I read the following contemplation last night, and it spoke to me:
“Toward the goal of freedom, yogis have recognized two basic human strategies: The most well-known and commonly practiced strategy presumes that you’re not where you’re supposed to be and that there’s something to achieve in the future. So after lifetimes of hard work and much struggle, you may finally achieve it.
The second strategy involves the recognition that there’s nowhere to go and nothing to get. Everything is perfect exactly the way it is. You’re exactly where you’re supposed to be. If you wholeheartedly accept that possibility, a big relax can happen. And from this relaxation, an openness and receptivity to what is appears. From this openness, with no effort, you find yourself in the place you thought you had to work so hard to get to. Freedom: It was here all the time.
Many people choose the hard-work-and-struggle strategy. And if you’re one of them, all I can say is, good luck.”
~ from “Happy Yoga” by Steve Ross

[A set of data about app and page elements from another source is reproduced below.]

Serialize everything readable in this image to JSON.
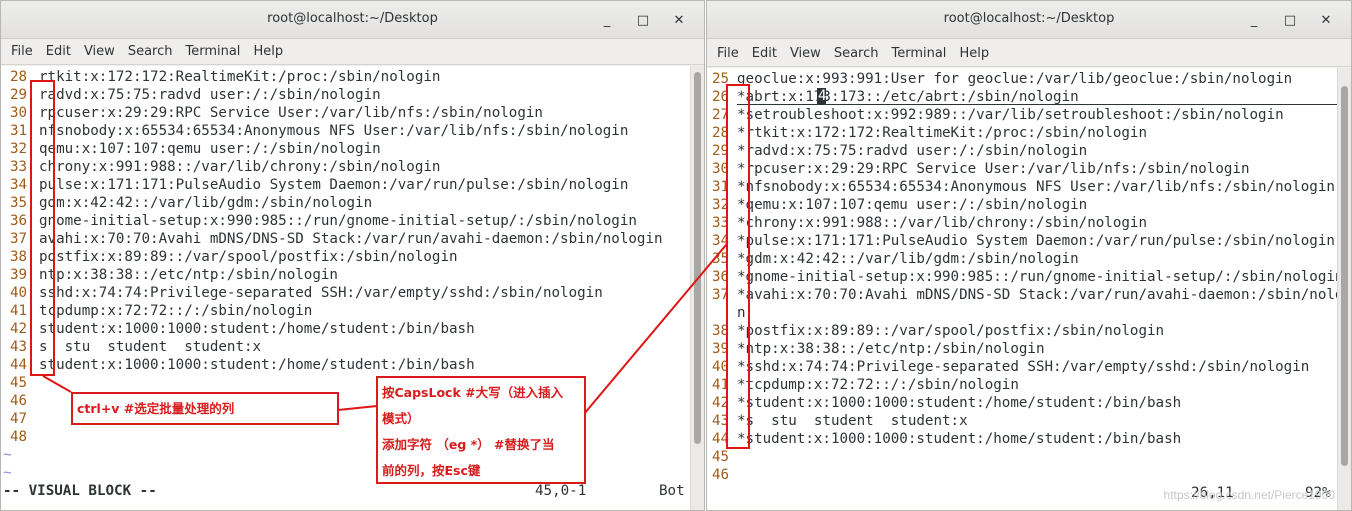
{
  "left_window": {
    "title": "root@localhost:~/Desktop",
    "controls": [
      "_",
      "□",
      "✕"
    ],
    "menu": [
      "File",
      "Edit",
      "View",
      "Search",
      "Terminal",
      "Help"
    ],
    "lines": [
      {
        "n": "28",
        "t": "rtkit:x:172:172:RealtimeKit:/proc:/sbin/nologin"
      },
      {
        "n": "29",
        "t": "radvd:x:75:75:radvd user:/:/sbin/nologin"
      },
      {
        "n": "30",
        "t": "rpcuser:x:29:29:RPC Service User:/var/lib/nfs:/sbin/nologin"
      },
      {
        "n": "31",
        "t": "nfsnobody:x:65534:65534:Anonymous NFS User:/var/lib/nfs:/sbin/nologin"
      },
      {
        "n": "32",
        "t": "qemu:x:107:107:qemu user:/:/sbin/nologin"
      },
      {
        "n": "33",
        "t": "chrony:x:991:988::/var/lib/chrony:/sbin/nologin"
      },
      {
        "n": "34",
        "t": "pulse:x:171:171:PulseAudio System Daemon:/var/run/pulse:/sbin/nologin"
      },
      {
        "n": "35",
        "t": "gdm:x:42:42::/var/lib/gdm:/sbin/nologin"
      },
      {
        "n": "36",
        "t": "gnome-initial-setup:x:990:985::/run/gnome-initial-setup/:/sbin/nologin"
      },
      {
        "n": "37",
        "t": "avahi:x:70:70:Avahi mDNS/DNS-SD Stack:/var/run/avahi-daemon:/sbin/nologin"
      },
      {
        "n": "38",
        "t": "postfix:x:89:89::/var/spool/postfix:/sbin/nologin"
      },
      {
        "n": "39",
        "t": "ntp:x:38:38::/etc/ntp:/sbin/nologin"
      },
      {
        "n": "40",
        "t": "sshd:x:74:74:Privilege-separated SSH:/var/empty/sshd:/sbin/nologin"
      },
      {
        "n": "41",
        "t": "tcpdump:x:72:72::/:/sbin/nologin"
      },
      {
        "n": "42",
        "t": "student:x:1000:1000:student:/home/student:/bin/bash"
      },
      {
        "n": "43",
        "t": "s  stu  student  student:x"
      },
      {
        "n": "44",
        "t": "student:x:1000:1000:student:/home/student:/bin/bash"
      },
      {
        "n": "45",
        "t": ""
      },
      {
        "n": "46",
        "t": ""
      },
      {
        "n": "47",
        "t": ""
      },
      {
        "n": "48",
        "t": ""
      }
    ],
    "tildes": [
      "~",
      "~"
    ],
    "status_mode": "-- VISUAL BLOCK --",
    "status_pos": "45,0-1",
    "status_scroll": "Bot"
  },
  "right_window": {
    "title": "root@localhost:~/Desktop",
    "controls": [
      "_",
      "□",
      "✕"
    ],
    "menu": [
      "File",
      "Edit",
      "View",
      "Search",
      "Terminal",
      "Help"
    ],
    "lines": [
      {
        "n": "25",
        "t": "geoclue:x:993:991:User for geoclue:/var/lib/geoclue:/sbin/nologin"
      },
      {
        "n": "26",
        "t": "*abrt:x:173:173::/etc/abrt:/sbin/nologin"
      },
      {
        "n": "27",
        "t": "*setroubleshoot:x:992:989::/var/lib/setroubleshoot:/sbin/nologin"
      },
      {
        "n": "28",
        "t": "*rtkit:x:172:172:RealtimeKit:/proc:/sbin/nologin"
      },
      {
        "n": "29",
        "t": "*radvd:x:75:75:radvd user:/:/sbin/nologin"
      },
      {
        "n": "30",
        "t": "*rpcuser:x:29:29:RPC Service User:/var/lib/nfs:/sbin/nologin"
      },
      {
        "n": "31",
        "t": "*nfsnobody:x:65534:65534:Anonymous NFS User:/var/lib/nfs:/sbin/nologin"
      },
      {
        "n": "32",
        "t": "*qemu:x:107:107:qemu user:/:/sbin/nologin"
      },
      {
        "n": "33",
        "t": "*chrony:x:991:988::/var/lib/chrony:/sbin/nologin"
      },
      {
        "n": "34",
        "t": "*pulse:x:171:171:PulseAudio System Daemon:/var/run/pulse:/sbin/nologin"
      },
      {
        "n": "35",
        "t": "*gdm:x:42:42::/var/lib/gdm:/sbin/nologin"
      },
      {
        "n": "36",
        "t": "*gnome-initial-setup:x:990:985::/run/gnome-initial-setup/:/sbin/nologin"
      },
      {
        "n": "37",
        "t": "*avahi:x:70:70:Avahi mDNS/DNS-SD Stack:/var/run/avahi-daemon:/sbin/nologi"
      },
      {
        "n": "",
        "t": "n"
      },
      {
        "n": "38",
        "t": "*postfix:x:89:89::/var/spool/postfix:/sbin/nologin"
      },
      {
        "n": "39",
        "t": "*ntp:x:38:38::/etc/ntp:/sbin/nologin"
      },
      {
        "n": "40",
        "t": "*sshd:x:74:74:Privilege-separated SSH:/var/empty/sshd:/sbin/nologin"
      },
      {
        "n": "41",
        "t": "*tcpdump:x:72:72::/:/sbin/nologin"
      },
      {
        "n": "42",
        "t": "*student:x:1000:1000:student:/home/student:/bin/bash"
      },
      {
        "n": "43",
        "t": "*s  stu  student  student:x"
      },
      {
        "n": "44",
        "t": "*student:x:1000:1000:student:/home/student:/bin/bash"
      },
      {
        "n": "45",
        "t": ""
      },
      {
        "n": "46",
        "t": ""
      }
    ],
    "cursor_char": "4",
    "status_pos": "26,11",
    "status_scroll": "92%"
  },
  "annotations": {
    "note1": "ctrl+v #选定批量处理的列",
    "note2_line1": "按CapsLock #大写（进入插入",
    "note2_line2": "模式）",
    "note3_line1": "添加字符  （eg *） #替换了当",
    "note3_line2": "前的列，按Esc键"
  },
  "watermark": "https://blog.csdn.net/Pierce1900"
}
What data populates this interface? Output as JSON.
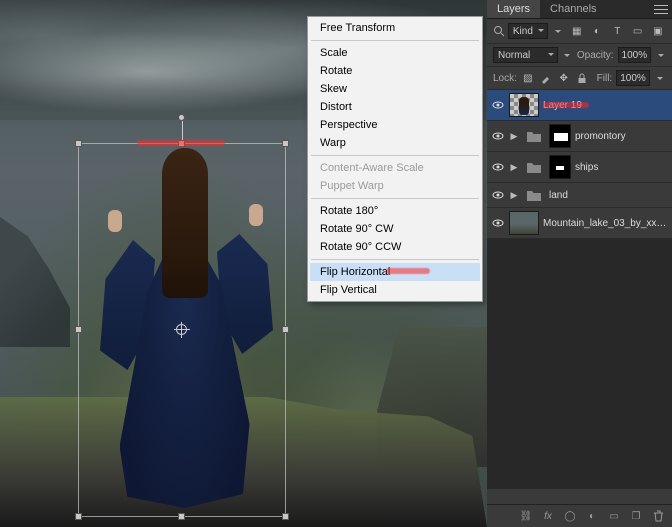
{
  "context_menu": {
    "free_transform": "Free Transform",
    "scale": "Scale",
    "rotate": "Rotate",
    "skew": "Skew",
    "distort": "Distort",
    "perspective": "Perspective",
    "warp": "Warp",
    "content_aware_scale": "Content-Aware Scale",
    "puppet_warp": "Puppet Warp",
    "rotate_180": "Rotate 180°",
    "rotate_90_cw": "Rotate 90° CW",
    "rotate_90_ccw": "Rotate 90° CCW",
    "flip_horizontal": "Flip Horizontal",
    "flip_vertical": "Flip Vertical"
  },
  "panels": {
    "tabs": {
      "layers": "Layers",
      "channels": "Channels"
    },
    "filter_kind_label": "Kind",
    "blend_mode": "Normal",
    "opacity_label": "Opacity:",
    "opacity_value": "100%",
    "lock_label": "Lock:",
    "fill_label": "Fill:",
    "fill_value": "100%",
    "layers_list": [
      {
        "name": "Layer 19"
      },
      {
        "name": "promontory"
      },
      {
        "name": "ships"
      },
      {
        "name": "land"
      },
      {
        "name": "Mountain_lake_03_by_xxM…"
      }
    ]
  }
}
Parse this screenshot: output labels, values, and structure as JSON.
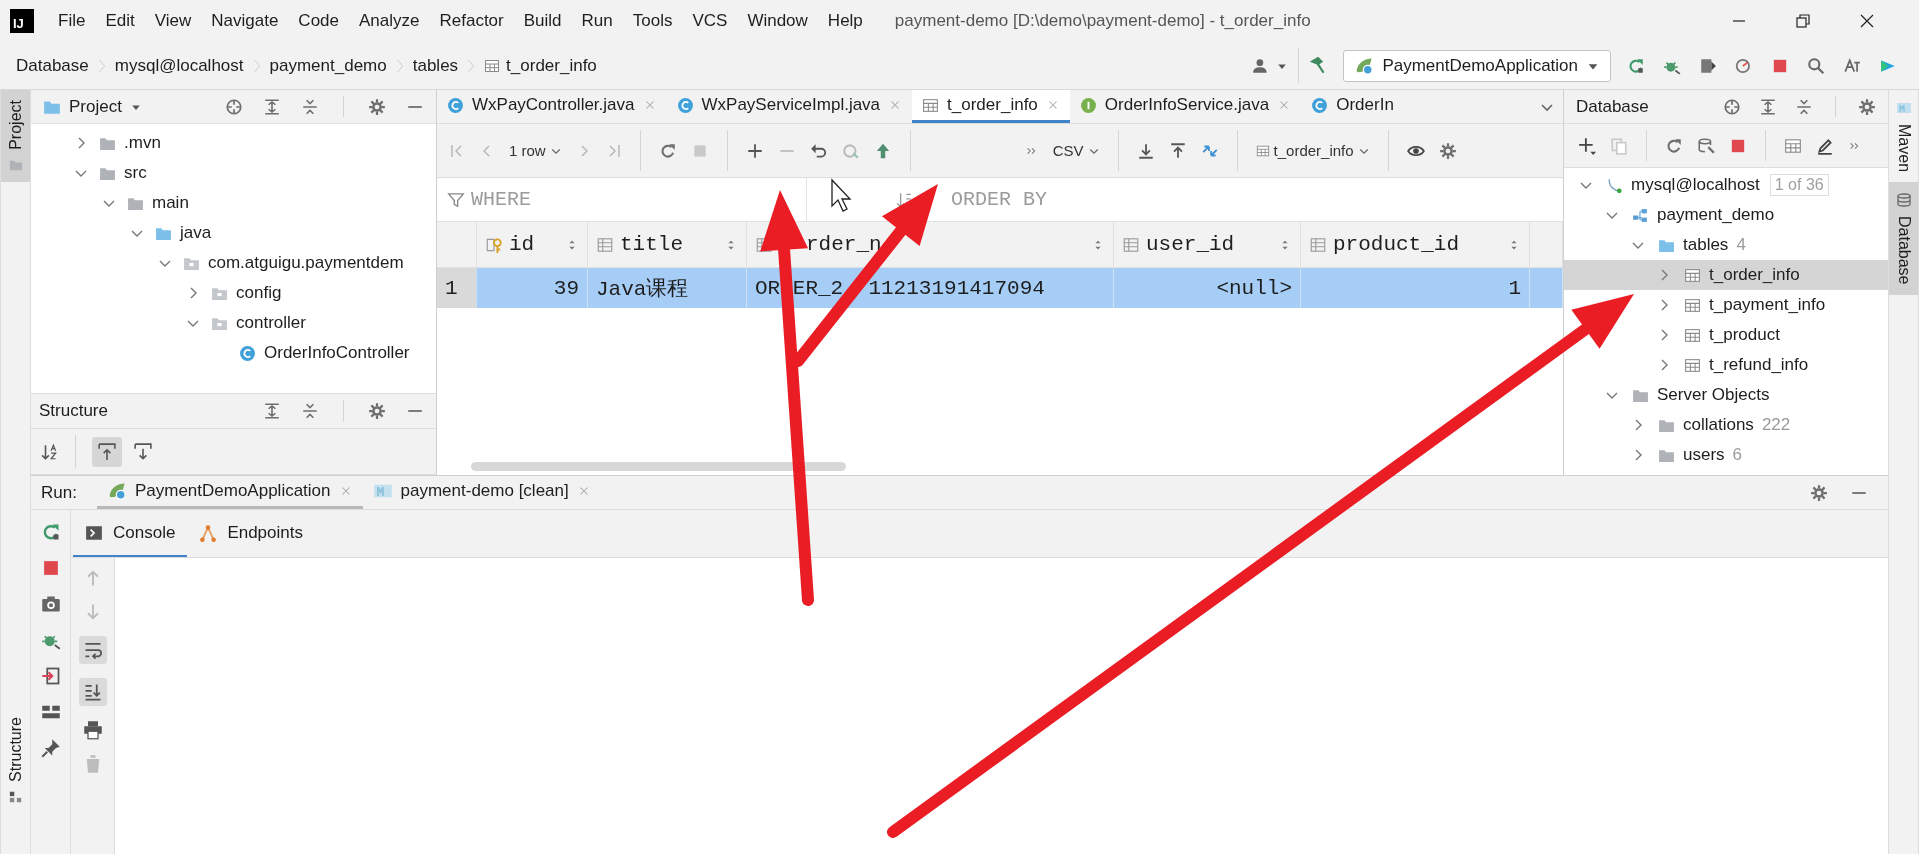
{
  "logo_text": "IJ",
  "menu": [
    "File",
    "Edit",
    "View",
    "Navigate",
    "Code",
    "Analyze",
    "Refactor",
    "Build",
    "Run",
    "Tools",
    "VCS",
    "Window",
    "Help"
  ],
  "window_title": "payment-demo [D:\\demo\\payment-demo] - t_order_info",
  "breadcrumbs": [
    "Database",
    "mysql@localhost",
    "payment_demo",
    "tables",
    "t_order_info"
  ],
  "run_config": "PaymentDemoApplication",
  "left_strip": [
    {
      "label": "Project",
      "selected": true
    },
    {
      "label": "Structure",
      "selected": false
    }
  ],
  "right_strip": [
    {
      "label": "Maven",
      "selected": false
    },
    {
      "label": "Database",
      "selected": true
    }
  ],
  "project": {
    "title": "Project",
    "tree": [
      {
        "label": ".mvn",
        "kind": "folder",
        "expanded": false
      },
      {
        "label": "src",
        "kind": "folder",
        "expanded": true,
        "children": [
          {
            "label": "main",
            "kind": "folder",
            "expanded": true,
            "children": [
              {
                "label": "java",
                "kind": "source",
                "expanded": true,
                "children": [
                  {
                    "label": "com.atguigu.paymentdem",
                    "kind": "package",
                    "expanded": true,
                    "children": [
                      {
                        "label": "config",
                        "kind": "package",
                        "expanded": false
                      },
                      {
                        "label": "controller",
                        "kind": "package",
                        "expanded": true,
                        "children": [
                          {
                            "label": "OrderInfoController",
                            "kind": "class"
                          }
                        ]
                      }
                    ]
                  }
                ]
              }
            ]
          }
        ]
      }
    ]
  },
  "structure": {
    "title": "Structure"
  },
  "editor_tabs": [
    {
      "label": "WxPayController.java",
      "kind": "class",
      "selected": false,
      "closable": true
    },
    {
      "label": "WxPayServiceImpl.java",
      "kind": "class",
      "selected": false,
      "closable": true
    },
    {
      "label": "t_order_info",
      "kind": "table",
      "selected": true,
      "closable": true
    },
    {
      "label": "OrderInfoService.java",
      "kind": "interface",
      "selected": false,
      "closable": true
    },
    {
      "label": "OrderIn",
      "kind": "class",
      "selected": false,
      "closable": false
    }
  ],
  "grid_toolbar": {
    "rows": "1 row",
    "format": "CSV",
    "table": "t_order_info"
  },
  "filters": [
    {
      "kind": "where",
      "placeholder": "WHERE"
    },
    {
      "kind": "order",
      "placeholder": "ORDER BY"
    }
  ],
  "table": {
    "columns": [
      {
        "label": "id",
        "kind": "number",
        "primary_key": true
      },
      {
        "label": "title",
        "kind": "text",
        "primary_key": false
      },
      {
        "label": "rder_n",
        "kind": "text",
        "primary_key": false
      },
      {
        "label": "user_id",
        "kind": "number",
        "primary_key": false
      },
      {
        "label": "product_id",
        "kind": "number",
        "primary_key": false
      }
    ],
    "rows": [
      {
        "number": "1",
        "selected": true,
        "cells": [
          "39",
          "Java课程",
          "OR ER_2  11213191417094",
          "<null>",
          "1"
        ]
      }
    ]
  },
  "database": {
    "title": "Database",
    "tree": [
      {
        "label": "mysql@localhost",
        "kind": "datasource",
        "badge": "1 of 36",
        "expanded": true,
        "selected": false,
        "children": [
          {
            "label": "payment_demo",
            "kind": "schema",
            "expanded": true,
            "selected": false,
            "children": [
              {
                "label": "tables",
                "kind": "folder-blue",
                "count": "4",
                "expanded": true,
                "selected": false,
                "children": [
                  {
                    "label": "t_order_info",
                    "kind": "table",
                    "expanded": false,
                    "selected": true
                  },
                  {
                    "label": "t_payment_info",
                    "kind": "table",
                    "expanded": false,
                    "selected": false
                  },
                  {
                    "label": "t_product",
                    "kind": "table",
                    "expanded": false,
                    "selected": false
                  },
                  {
                    "label": "t_refund_info",
                    "kind": "table",
                    "expanded": false,
                    "selected": false
                  }
                ]
              }
            ]
          },
          {
            "label": "Server Objects",
            "kind": "folder",
            "expanded": true,
            "selected": false,
            "children": [
              {
                "label": "collations",
                "kind": "folder",
                "count": "222",
                "expanded": false,
                "selected": false
              },
              {
                "label": "users",
                "kind": "folder",
                "count": "6",
                "expanded": false,
                "selected": false
              }
            ]
          }
        ]
      }
    ]
  },
  "run": {
    "label": "Run:",
    "tabs": [
      {
        "label": "PaymentDemoApplication",
        "kind": "spring",
        "selected": true
      },
      {
        "label": "payment-demo [clean]",
        "kind": "maven",
        "selected": false
      }
    ],
    "subtabs": [
      {
        "label": "Console",
        "kind": "console",
        "selected": true
      },
      {
        "label": "Endpoints",
        "kind": "endpoints",
        "selected": false
      }
    ]
  }
}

Lately, I’ve been confined by the first strategy mentioned above. The hard-work-and-struggle. I’ve been stressed and unhappy and very rarely able to truly relax. I never feel as if I am good enough. I want to do more, have more, and be more.
What a sad way to live.
While I advocate the importance of dreaming dreams and following those dreams, I’d like to remind myself and my friends that we must not get too caught up in our dreams for the future. Otherwise we risk sacrificing our happiness in the present moment.
The best dream is the one that embodies my life today. Once upon a time, I dreamt of a loving relationship and children and now, this is what I have. Why do I focus on the dreams I have yet to achieve? It would be better if I could simply file away those dreams for the future and let them come true on their own. It’s happened before. Like when I fell in love with my husband. I wasn’t searching, I just stumbled upon him.
In letting go, we let things happen.
From now on, I choose the second strategy. I choose to recognize that I am exactly where I am supposed to be.
A devoted mother and stepmother.
An adoring wife.
A struggling entrepreneur.
An aspiring writer.
A loving friend, daughter, and sister.
A healthy woman striving to raise a healthy family.
Exactly who I am supposed to be right now. At this age. On this day. At this moment in time.
Can you relate to one or both of these strategies toward freedom? Do you accept that you are where you are supposed to be right now?